Return all lines from the listing below in which the string "volume" occurs.

"""

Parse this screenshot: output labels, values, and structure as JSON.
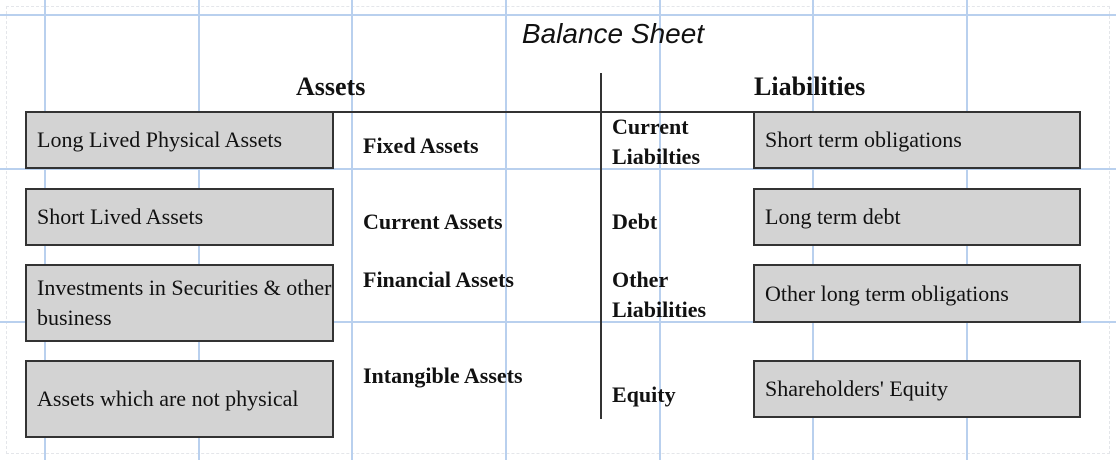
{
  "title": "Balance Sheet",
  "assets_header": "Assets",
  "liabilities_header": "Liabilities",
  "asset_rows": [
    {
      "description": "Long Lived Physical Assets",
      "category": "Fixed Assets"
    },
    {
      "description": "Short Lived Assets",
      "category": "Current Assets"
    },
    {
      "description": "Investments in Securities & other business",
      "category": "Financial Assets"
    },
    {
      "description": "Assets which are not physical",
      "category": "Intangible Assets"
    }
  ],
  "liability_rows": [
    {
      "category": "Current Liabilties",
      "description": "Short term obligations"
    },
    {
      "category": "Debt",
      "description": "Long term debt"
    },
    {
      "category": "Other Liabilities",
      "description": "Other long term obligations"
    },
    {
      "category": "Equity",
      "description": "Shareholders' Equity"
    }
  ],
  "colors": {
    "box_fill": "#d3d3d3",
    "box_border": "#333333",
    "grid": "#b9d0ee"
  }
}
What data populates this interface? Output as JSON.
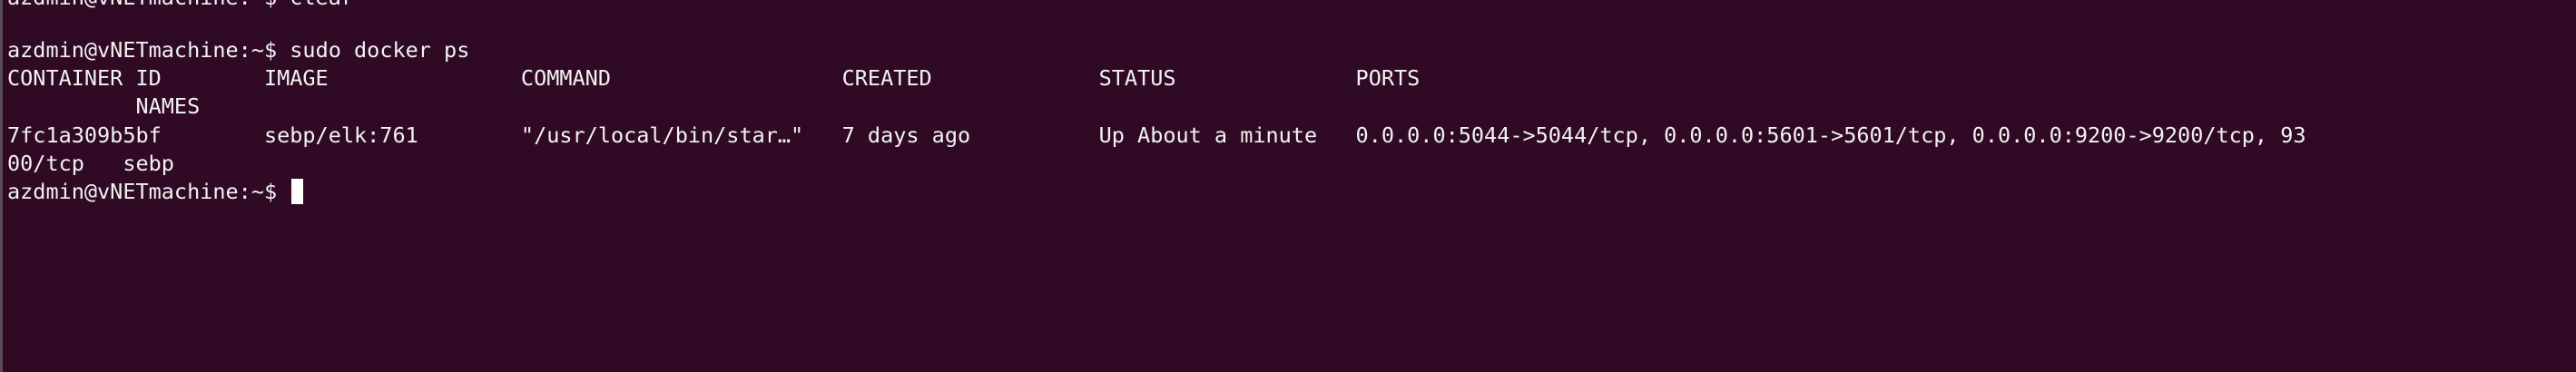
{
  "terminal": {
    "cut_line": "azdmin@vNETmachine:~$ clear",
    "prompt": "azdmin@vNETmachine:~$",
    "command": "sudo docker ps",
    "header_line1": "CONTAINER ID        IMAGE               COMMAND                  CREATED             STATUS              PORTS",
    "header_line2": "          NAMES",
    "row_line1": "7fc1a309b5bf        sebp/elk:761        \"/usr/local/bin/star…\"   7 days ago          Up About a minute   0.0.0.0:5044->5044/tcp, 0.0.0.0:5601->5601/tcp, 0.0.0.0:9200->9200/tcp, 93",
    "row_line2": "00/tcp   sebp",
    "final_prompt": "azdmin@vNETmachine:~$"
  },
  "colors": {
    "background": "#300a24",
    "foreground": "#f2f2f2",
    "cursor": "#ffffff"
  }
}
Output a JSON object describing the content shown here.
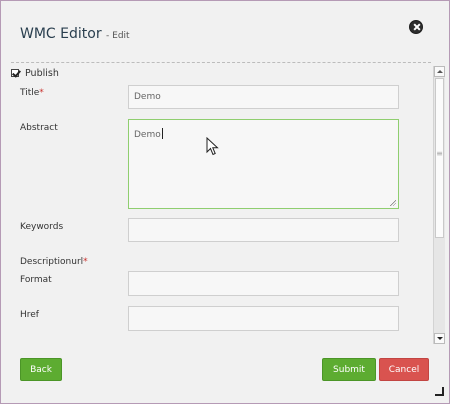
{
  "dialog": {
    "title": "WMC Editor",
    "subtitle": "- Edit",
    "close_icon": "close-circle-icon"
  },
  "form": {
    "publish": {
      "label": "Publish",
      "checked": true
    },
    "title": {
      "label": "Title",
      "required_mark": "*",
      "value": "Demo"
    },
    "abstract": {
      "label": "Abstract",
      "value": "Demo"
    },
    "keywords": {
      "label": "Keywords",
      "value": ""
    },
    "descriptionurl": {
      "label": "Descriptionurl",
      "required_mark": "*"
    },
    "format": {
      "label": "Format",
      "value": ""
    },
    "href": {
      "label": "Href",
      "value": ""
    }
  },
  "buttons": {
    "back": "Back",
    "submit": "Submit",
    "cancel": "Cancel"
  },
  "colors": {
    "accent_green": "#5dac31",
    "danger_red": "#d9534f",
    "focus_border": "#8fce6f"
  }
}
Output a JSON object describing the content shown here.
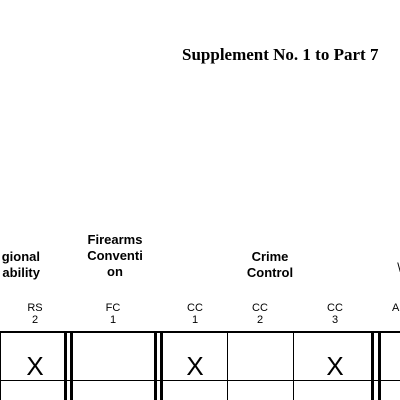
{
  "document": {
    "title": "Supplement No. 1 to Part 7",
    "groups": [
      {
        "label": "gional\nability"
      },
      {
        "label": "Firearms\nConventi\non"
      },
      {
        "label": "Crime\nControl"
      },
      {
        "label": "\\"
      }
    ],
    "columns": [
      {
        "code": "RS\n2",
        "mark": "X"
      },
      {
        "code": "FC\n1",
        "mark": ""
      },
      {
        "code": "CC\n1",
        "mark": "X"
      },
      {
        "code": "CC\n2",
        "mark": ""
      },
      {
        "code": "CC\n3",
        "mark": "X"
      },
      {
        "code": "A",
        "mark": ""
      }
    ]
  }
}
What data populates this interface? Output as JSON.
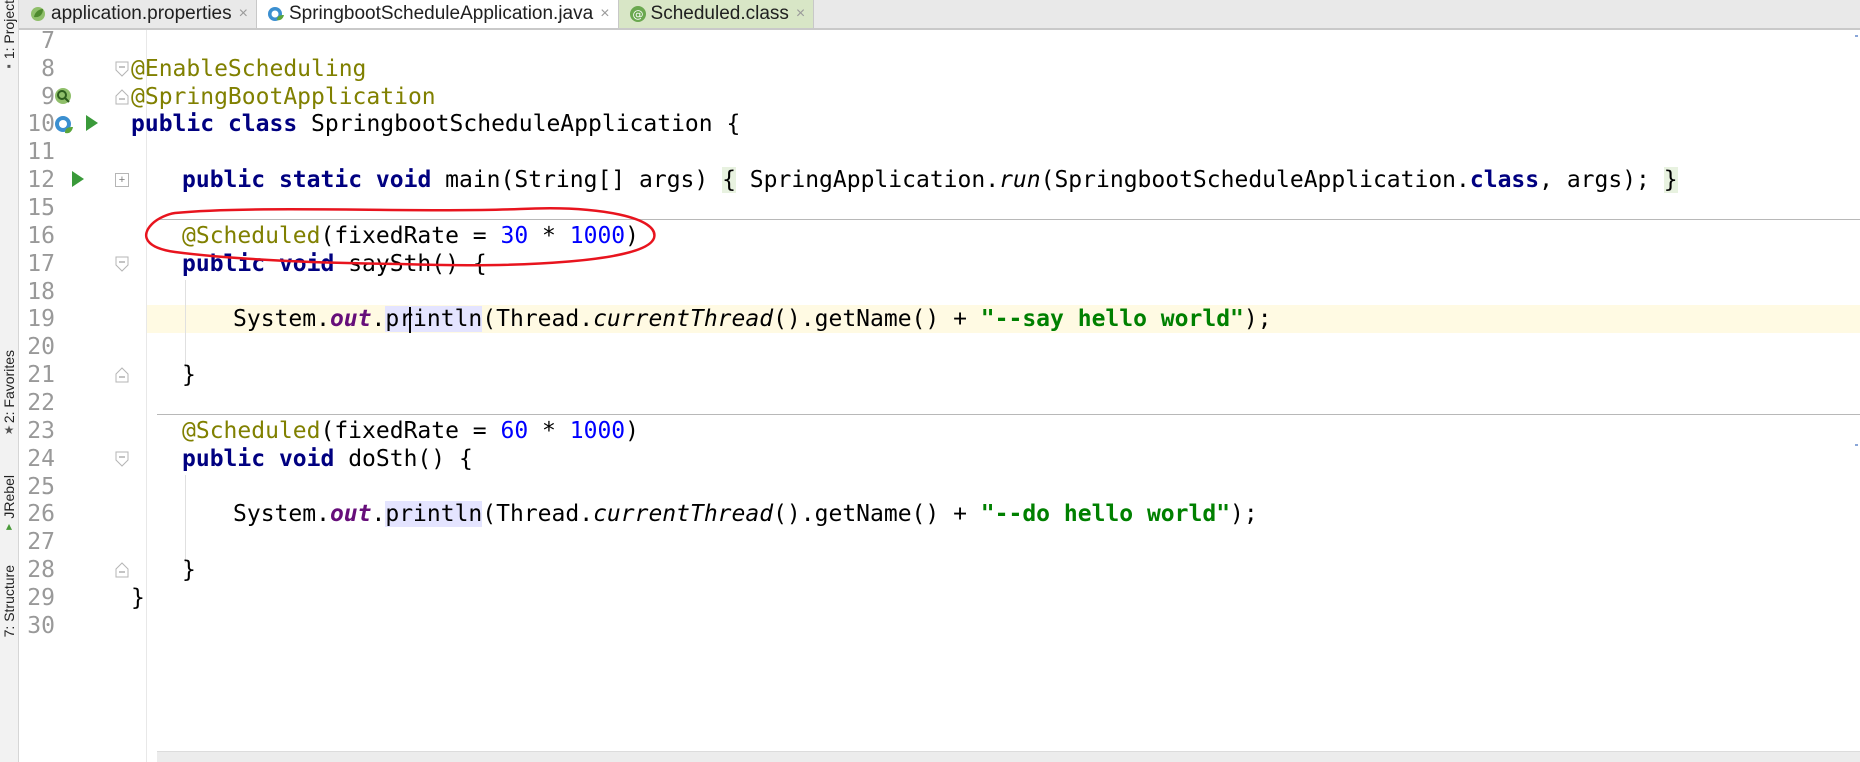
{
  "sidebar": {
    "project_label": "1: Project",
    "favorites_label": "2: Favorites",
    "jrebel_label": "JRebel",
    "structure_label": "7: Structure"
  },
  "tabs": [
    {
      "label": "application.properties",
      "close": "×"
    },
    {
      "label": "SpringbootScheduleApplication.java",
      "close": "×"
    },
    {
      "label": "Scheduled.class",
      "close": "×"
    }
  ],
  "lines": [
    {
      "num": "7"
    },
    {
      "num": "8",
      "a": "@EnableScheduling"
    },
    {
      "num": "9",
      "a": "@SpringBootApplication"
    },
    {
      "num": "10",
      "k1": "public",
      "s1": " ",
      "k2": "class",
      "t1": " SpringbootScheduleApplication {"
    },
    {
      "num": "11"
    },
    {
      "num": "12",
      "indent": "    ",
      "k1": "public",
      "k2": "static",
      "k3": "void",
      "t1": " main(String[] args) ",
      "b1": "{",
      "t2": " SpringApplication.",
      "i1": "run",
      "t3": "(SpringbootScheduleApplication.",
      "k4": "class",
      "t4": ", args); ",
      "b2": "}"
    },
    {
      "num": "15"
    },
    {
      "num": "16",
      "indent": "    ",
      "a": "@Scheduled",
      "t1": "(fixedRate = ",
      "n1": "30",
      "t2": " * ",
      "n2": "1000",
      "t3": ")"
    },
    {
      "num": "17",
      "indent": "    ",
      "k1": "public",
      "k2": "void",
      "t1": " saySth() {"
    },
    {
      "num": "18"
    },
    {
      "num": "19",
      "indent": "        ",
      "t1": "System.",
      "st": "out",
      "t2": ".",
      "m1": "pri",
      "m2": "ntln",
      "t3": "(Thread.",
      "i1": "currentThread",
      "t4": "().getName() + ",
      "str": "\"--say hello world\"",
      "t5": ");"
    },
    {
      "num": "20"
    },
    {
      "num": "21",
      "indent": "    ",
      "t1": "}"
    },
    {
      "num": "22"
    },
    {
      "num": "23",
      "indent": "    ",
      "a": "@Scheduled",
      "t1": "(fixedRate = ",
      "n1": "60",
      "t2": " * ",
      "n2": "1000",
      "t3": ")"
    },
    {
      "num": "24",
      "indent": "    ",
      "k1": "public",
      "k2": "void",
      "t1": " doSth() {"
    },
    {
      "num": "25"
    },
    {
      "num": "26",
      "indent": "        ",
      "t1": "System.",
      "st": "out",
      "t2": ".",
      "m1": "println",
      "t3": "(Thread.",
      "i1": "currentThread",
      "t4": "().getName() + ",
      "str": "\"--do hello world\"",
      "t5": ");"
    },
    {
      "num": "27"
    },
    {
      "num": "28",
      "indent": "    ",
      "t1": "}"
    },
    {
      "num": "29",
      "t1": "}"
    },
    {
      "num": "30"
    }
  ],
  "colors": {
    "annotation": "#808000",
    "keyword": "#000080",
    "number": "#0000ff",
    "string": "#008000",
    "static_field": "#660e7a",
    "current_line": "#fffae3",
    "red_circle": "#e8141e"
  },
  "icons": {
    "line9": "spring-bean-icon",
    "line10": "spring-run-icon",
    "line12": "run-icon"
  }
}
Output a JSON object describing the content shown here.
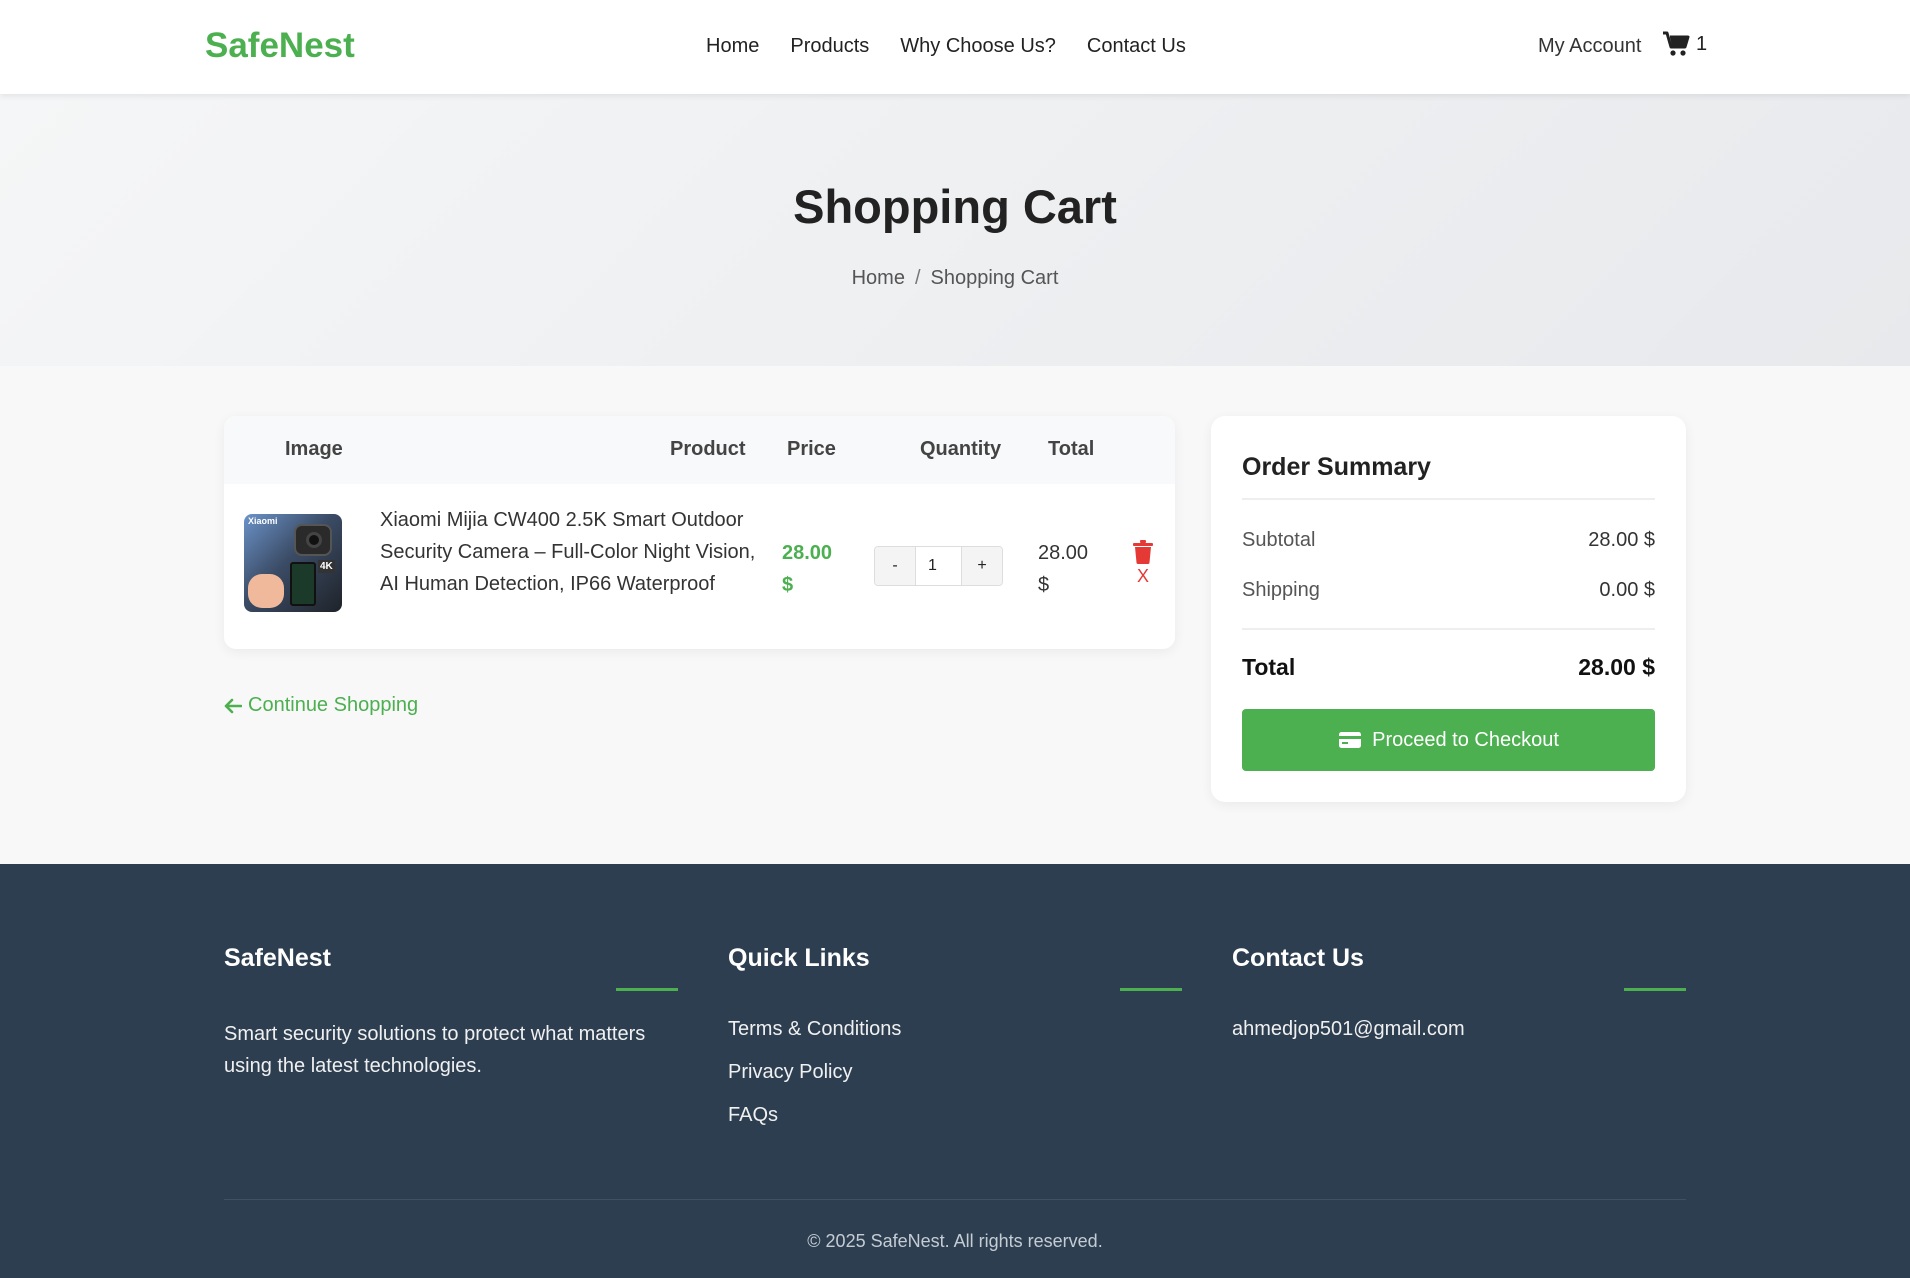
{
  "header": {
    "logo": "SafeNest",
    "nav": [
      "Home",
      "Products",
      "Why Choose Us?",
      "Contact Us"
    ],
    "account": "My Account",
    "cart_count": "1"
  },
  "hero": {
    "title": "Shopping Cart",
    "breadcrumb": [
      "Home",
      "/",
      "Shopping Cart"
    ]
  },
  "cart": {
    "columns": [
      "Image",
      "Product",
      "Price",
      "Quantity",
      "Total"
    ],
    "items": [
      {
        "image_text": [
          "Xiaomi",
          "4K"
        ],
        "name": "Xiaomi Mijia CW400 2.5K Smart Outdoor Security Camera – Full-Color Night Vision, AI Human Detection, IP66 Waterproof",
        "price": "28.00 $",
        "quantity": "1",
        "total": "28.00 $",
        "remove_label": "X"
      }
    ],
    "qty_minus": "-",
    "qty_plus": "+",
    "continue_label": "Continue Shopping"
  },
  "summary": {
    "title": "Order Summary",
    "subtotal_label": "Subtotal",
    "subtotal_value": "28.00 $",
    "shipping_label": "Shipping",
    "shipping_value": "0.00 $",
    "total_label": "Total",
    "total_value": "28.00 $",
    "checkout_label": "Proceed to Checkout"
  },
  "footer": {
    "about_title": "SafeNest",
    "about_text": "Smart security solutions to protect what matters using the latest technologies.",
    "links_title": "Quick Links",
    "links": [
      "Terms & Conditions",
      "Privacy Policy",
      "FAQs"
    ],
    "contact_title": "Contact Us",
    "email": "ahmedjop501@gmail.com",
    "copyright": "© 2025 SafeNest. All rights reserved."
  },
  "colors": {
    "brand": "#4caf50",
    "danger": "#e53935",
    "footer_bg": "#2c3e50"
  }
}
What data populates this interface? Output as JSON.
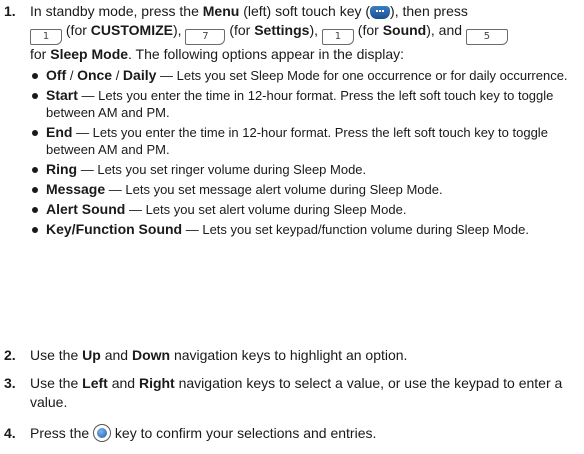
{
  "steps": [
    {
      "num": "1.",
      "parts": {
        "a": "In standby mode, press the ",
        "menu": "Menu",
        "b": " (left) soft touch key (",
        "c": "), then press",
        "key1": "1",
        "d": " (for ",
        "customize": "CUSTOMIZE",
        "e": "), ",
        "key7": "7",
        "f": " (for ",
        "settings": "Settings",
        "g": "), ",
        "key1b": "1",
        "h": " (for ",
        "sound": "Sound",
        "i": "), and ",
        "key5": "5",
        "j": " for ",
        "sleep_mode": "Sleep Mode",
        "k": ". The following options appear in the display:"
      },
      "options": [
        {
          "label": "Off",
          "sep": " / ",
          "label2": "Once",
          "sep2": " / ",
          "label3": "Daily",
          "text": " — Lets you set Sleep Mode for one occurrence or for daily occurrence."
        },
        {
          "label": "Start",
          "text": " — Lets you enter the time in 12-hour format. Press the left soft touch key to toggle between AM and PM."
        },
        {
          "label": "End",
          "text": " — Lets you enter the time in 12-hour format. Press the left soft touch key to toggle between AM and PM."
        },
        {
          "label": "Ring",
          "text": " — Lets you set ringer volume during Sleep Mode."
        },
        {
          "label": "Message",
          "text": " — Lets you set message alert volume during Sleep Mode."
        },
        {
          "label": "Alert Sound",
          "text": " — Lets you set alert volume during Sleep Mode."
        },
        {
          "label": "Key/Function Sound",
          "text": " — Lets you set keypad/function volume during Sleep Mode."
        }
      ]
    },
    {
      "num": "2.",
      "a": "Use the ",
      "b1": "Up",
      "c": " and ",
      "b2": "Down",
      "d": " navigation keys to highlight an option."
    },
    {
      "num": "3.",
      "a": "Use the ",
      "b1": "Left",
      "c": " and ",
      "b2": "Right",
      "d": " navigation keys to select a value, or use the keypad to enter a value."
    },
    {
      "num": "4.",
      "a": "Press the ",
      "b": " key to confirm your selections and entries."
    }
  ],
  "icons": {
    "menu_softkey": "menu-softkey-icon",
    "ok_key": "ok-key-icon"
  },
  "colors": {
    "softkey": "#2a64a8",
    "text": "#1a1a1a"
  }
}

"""

Solution
          "text": " — Lets you set ringer volume during Sleep Mode."
          "text": " — Lets you set message alert volume during Sleep Mode."
          "text": " — Lets you set alert volume during Sleep Mode."
          "text": " — Lets you set keypad/function volume during Sleep Mode."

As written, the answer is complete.